◆ BRIEF
Within the material below, how many lines include the word "surface"? Only the number should be given.

◆ RECORDS FOR THE EXERCISE
----

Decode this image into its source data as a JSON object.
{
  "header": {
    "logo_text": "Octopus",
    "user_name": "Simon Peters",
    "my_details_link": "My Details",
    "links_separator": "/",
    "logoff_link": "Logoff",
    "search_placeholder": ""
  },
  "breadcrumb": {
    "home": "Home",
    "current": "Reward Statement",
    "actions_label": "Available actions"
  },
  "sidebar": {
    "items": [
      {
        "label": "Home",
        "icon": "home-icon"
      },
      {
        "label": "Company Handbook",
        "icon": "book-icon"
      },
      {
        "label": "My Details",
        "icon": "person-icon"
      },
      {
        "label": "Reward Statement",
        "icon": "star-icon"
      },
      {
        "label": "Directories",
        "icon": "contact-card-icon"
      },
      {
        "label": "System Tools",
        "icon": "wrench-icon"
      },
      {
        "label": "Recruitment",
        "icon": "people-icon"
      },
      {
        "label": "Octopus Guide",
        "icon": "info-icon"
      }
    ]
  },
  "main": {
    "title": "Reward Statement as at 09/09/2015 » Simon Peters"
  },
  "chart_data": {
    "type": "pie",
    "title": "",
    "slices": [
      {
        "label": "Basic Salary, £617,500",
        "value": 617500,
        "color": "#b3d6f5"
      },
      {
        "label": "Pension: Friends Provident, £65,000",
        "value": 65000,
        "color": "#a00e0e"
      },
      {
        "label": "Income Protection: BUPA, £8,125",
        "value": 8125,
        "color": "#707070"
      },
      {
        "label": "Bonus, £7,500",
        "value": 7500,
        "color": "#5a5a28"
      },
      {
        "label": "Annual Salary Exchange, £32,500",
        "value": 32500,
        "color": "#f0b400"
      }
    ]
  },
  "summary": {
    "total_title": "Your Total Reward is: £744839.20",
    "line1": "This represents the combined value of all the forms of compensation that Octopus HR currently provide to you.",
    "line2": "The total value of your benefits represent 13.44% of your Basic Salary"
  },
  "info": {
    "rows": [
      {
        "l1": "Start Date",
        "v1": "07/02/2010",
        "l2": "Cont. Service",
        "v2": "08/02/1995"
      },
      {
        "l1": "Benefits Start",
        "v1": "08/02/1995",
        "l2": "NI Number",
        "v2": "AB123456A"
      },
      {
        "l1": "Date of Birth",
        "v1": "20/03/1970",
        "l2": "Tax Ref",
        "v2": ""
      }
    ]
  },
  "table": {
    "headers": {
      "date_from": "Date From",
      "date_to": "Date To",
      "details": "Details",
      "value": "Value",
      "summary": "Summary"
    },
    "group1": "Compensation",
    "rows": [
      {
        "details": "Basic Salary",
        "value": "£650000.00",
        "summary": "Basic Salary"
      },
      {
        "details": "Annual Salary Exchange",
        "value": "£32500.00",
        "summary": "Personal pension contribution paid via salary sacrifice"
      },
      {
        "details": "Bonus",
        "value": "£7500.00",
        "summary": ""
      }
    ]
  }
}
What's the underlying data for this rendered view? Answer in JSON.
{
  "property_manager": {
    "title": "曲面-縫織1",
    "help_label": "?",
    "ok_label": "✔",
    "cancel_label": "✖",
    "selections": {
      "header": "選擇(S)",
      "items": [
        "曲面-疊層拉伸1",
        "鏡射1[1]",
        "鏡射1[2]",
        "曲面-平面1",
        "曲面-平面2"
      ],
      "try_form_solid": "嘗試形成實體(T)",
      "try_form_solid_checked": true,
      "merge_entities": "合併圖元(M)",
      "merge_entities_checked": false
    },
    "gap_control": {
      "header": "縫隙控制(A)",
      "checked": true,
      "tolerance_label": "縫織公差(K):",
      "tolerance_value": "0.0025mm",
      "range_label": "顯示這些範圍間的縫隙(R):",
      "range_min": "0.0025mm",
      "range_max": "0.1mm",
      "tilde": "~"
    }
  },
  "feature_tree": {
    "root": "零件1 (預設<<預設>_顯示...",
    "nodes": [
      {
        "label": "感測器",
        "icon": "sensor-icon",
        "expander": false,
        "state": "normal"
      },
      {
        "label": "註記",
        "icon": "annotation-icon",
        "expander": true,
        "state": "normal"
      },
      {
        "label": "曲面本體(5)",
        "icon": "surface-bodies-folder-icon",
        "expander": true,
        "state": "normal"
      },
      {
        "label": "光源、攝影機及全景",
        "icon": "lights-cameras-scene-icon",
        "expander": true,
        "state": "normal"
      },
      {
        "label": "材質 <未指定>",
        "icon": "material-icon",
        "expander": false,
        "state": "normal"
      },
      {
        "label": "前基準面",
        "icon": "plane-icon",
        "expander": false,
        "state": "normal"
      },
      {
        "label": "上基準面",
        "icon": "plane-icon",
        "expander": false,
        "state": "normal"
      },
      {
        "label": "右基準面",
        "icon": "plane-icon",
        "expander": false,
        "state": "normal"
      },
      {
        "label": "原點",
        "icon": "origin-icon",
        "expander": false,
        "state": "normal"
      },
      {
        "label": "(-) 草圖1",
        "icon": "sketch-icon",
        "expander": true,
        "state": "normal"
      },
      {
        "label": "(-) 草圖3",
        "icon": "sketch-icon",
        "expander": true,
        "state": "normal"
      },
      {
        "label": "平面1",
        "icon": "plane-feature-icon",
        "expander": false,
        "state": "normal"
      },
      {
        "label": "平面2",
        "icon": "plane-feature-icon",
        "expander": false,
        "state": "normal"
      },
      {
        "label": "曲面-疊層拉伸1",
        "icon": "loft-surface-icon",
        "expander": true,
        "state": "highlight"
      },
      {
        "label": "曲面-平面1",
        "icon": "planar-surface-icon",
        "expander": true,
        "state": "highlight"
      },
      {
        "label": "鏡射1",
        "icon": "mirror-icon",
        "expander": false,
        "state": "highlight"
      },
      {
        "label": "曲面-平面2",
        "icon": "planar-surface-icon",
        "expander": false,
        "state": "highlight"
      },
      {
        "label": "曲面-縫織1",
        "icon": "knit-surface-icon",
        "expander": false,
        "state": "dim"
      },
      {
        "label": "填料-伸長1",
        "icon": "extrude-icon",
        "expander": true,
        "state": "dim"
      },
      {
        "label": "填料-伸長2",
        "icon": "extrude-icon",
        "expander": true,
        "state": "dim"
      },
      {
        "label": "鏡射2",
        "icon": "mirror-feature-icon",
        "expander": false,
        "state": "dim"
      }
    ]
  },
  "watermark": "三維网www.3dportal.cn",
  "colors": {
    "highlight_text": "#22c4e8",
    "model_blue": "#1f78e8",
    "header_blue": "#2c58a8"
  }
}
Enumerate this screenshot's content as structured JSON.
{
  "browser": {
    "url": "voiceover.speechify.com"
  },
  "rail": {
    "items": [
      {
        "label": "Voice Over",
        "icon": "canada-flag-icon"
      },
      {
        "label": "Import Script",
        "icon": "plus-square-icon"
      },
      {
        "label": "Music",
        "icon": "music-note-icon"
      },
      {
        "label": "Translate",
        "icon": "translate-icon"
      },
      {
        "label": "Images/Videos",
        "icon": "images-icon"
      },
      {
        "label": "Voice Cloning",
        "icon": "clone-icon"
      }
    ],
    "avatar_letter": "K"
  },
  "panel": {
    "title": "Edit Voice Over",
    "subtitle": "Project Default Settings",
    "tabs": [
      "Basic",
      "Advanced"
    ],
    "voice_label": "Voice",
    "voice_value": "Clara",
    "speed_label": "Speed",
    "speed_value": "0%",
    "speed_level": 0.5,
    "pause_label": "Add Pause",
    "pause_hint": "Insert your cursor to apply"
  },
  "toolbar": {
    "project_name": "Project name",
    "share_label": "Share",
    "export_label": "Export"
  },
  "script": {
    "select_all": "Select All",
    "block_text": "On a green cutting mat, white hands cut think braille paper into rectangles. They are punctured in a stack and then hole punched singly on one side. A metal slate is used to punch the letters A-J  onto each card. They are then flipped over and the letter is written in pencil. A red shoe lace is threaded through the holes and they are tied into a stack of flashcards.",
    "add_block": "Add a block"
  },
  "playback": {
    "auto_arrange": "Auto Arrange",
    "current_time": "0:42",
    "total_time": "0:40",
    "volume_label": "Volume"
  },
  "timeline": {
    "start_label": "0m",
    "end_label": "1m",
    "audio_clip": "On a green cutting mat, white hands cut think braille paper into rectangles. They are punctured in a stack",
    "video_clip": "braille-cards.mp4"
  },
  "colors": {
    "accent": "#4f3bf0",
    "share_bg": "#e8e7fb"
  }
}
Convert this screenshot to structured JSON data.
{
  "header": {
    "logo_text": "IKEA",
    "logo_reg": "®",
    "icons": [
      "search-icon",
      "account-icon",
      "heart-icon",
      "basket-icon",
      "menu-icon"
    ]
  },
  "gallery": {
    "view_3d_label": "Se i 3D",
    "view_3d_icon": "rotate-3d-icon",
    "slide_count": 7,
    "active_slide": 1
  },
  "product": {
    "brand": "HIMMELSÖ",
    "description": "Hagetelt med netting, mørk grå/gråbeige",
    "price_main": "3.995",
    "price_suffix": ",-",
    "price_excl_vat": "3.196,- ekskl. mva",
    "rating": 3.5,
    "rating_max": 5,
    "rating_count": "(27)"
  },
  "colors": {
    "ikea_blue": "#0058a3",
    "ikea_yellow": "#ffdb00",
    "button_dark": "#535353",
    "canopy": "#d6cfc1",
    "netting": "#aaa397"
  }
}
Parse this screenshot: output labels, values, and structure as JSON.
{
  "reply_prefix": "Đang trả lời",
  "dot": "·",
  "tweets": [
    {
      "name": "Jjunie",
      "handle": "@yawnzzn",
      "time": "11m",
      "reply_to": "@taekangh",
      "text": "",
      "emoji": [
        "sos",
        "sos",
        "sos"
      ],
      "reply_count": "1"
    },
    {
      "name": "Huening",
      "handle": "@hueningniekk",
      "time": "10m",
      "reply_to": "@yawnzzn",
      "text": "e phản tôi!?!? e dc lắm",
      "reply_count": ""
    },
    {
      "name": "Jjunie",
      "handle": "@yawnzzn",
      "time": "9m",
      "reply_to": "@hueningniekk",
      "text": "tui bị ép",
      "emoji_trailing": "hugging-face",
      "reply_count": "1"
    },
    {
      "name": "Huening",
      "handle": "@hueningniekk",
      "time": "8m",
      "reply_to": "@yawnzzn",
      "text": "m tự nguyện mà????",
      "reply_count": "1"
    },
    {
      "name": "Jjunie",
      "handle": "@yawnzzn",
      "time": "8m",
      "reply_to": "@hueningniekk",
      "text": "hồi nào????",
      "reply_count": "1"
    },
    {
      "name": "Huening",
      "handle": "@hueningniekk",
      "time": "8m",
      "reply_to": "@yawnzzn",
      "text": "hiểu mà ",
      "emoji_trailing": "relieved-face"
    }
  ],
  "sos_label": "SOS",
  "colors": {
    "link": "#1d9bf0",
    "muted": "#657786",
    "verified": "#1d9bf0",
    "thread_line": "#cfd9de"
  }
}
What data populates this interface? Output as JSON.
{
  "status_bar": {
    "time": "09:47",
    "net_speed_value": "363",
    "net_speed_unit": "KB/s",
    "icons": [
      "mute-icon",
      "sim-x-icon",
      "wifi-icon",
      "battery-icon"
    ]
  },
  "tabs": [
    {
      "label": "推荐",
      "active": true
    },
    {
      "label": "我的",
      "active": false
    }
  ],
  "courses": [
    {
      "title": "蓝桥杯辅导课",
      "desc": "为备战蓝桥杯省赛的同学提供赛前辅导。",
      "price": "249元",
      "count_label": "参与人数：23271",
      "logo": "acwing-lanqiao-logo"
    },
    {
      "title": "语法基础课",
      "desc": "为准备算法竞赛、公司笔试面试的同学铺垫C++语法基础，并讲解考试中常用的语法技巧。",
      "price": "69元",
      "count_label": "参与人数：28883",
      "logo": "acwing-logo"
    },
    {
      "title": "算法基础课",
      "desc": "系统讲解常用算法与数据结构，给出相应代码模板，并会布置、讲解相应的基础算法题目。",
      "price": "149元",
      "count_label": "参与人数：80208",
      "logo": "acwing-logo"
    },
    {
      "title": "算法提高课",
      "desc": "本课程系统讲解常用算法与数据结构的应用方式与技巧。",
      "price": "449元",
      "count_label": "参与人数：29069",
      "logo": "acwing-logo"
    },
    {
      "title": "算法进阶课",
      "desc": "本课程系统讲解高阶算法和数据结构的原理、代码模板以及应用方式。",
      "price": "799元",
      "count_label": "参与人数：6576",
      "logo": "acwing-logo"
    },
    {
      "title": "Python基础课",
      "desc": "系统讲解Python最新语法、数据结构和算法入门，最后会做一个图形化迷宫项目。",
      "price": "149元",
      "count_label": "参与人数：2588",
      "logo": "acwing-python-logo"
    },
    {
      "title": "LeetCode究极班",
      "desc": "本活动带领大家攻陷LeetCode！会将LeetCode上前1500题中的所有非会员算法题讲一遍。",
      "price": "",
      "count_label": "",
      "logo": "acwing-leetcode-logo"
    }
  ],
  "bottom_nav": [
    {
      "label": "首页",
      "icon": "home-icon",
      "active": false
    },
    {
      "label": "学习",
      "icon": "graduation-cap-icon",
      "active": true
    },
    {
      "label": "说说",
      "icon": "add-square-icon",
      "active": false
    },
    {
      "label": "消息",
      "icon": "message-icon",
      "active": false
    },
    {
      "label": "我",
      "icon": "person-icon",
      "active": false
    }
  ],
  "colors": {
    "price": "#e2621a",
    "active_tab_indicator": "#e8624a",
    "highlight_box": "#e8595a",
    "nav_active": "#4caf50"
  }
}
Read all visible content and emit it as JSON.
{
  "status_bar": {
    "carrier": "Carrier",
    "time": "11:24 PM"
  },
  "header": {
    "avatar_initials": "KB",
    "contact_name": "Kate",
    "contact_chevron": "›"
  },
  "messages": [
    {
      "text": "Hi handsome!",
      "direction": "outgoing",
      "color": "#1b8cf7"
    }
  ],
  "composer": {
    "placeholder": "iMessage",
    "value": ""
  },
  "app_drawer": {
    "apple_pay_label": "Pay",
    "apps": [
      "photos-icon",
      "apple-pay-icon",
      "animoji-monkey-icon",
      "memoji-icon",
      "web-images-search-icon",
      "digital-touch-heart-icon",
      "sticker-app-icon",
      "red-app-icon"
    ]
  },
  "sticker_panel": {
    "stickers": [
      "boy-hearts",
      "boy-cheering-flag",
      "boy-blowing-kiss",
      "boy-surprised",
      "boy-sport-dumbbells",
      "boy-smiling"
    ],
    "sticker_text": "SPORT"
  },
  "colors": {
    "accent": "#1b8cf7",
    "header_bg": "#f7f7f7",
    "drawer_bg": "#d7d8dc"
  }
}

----

◆ YOUR RESPONSE
5